WHAT THE TASK REQUIRES.
Looking at the records below, say how many lines include "manager", and add nothing else.

DATASET ENTRIES.

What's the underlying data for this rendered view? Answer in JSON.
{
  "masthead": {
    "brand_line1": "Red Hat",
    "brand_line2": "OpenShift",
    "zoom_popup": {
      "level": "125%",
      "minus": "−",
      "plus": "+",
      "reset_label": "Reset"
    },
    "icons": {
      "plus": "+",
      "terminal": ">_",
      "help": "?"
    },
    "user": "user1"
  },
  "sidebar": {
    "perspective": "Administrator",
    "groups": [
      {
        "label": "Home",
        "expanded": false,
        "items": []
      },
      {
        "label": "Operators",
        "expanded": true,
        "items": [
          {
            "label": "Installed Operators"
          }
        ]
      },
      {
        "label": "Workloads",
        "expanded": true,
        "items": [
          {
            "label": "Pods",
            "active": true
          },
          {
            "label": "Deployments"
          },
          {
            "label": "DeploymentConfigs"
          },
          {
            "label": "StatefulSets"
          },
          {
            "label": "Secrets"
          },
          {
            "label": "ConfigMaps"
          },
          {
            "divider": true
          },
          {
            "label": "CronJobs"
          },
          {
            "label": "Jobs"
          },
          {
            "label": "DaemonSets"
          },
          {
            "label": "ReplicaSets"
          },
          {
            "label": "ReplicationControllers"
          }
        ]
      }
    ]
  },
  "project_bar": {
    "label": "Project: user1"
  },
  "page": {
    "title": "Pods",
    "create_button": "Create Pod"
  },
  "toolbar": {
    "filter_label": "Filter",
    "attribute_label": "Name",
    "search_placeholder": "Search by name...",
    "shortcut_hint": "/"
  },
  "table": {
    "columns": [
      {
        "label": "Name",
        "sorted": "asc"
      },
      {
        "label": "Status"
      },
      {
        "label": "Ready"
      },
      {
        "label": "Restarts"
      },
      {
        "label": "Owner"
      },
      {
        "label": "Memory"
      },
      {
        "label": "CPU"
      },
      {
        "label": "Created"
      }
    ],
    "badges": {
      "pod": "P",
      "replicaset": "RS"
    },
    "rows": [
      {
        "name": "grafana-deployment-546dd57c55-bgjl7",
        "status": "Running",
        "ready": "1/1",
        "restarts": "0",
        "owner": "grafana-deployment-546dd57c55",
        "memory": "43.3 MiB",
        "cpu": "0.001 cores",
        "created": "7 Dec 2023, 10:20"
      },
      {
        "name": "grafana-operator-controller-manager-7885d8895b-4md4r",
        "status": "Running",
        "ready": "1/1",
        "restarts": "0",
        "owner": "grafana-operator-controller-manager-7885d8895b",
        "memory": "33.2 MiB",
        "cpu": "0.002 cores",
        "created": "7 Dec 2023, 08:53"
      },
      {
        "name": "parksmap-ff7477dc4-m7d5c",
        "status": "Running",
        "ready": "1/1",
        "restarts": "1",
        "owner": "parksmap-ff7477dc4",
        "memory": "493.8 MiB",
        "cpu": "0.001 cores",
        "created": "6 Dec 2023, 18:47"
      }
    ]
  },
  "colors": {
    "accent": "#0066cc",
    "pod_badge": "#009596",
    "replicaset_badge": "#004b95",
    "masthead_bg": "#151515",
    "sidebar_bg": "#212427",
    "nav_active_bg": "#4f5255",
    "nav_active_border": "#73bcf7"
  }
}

EXERCISE ANSWER.
2